Review of dam effects on native and invasive crayfishes illustrates complex choices for conservation planning

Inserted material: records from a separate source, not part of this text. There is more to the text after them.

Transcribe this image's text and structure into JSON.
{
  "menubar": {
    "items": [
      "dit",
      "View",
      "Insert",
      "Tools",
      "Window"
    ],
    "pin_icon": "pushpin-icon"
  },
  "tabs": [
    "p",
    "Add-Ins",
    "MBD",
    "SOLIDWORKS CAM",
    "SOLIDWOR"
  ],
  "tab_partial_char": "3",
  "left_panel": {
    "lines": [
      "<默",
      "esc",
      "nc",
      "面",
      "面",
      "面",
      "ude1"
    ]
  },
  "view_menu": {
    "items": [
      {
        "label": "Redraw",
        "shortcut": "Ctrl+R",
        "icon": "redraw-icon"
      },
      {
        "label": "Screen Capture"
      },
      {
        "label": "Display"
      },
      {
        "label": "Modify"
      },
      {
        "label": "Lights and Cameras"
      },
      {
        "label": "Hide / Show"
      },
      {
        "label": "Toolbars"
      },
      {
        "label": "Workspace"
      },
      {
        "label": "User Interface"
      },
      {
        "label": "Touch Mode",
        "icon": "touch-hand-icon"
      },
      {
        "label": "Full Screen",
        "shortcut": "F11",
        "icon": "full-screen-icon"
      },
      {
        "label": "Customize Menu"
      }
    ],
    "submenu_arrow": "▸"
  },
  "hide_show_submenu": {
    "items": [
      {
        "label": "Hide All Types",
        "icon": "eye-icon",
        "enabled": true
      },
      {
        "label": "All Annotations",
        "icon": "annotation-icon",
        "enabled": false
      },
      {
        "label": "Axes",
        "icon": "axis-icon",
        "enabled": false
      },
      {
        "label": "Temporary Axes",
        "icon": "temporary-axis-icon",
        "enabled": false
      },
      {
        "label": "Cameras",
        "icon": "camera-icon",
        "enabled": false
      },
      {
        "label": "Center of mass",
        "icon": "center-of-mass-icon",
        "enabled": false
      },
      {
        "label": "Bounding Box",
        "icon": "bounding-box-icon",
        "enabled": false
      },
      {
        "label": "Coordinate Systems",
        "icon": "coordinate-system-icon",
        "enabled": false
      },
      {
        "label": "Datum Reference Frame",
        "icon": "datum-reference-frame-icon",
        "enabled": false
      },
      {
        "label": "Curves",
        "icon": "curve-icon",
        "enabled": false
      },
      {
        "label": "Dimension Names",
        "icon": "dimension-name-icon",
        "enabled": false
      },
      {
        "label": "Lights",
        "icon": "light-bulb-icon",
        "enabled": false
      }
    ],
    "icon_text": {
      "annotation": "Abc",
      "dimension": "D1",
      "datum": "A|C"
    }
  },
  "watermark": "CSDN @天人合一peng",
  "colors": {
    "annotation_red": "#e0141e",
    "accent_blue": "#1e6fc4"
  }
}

Dams are among the most prevalent and extreme alterations humans have perpetrated on fluvial systems. The dramatic physical and biological changes caused by dams have been synthesized for many aquatic faunal groups, but not for crayfishes. In addition, invasive crayfish species are an increasing threat to global biodiversity, and dams have both costs and benefits with respect to crayfish invasions. North American crayfishes have imperiled native crayfishes in Europe, largely by hosting and spreading the crayfish plague pathogen Aphanomyces astaci that is lethal to European crayfishes. The differential effects of A. astaci on North American vs. European crayfishes contribute to differences between the continents in the costs and benefits of dams. We reviewed literature on both the detrimental and beneficial effects of dams on crayfishes, with emphasis on conservation of European crayfishes. We also suggested additional potential dam effects that warrant investigation. Our review illustrates the challenges and opportunities dams create for crayfish conservation. Dams create detrimental effects to native crayfishes, including reducing suitable habitats necessary for native habitat-specialist species and creating habitats suitable for non-native habitat-generalist species; fragmenting crayfish populations; and reducing species’ ability to recolonize upstream habitats. Conversely, dams can have beneficial effects by creating barriers that slow or halt upstream invasions by non-native crayfishes and spread of the crayfish plague. The complexity of the issues and the limited ecological information available highlights the need for future studies on the effects of dams on crayfishes. Crayfishes are one of the most imperiled groups of aquatic fauna globally; therefore, understanding the beneficial and detrimental effects of dams is essential for effective conservation of
many crayfish species.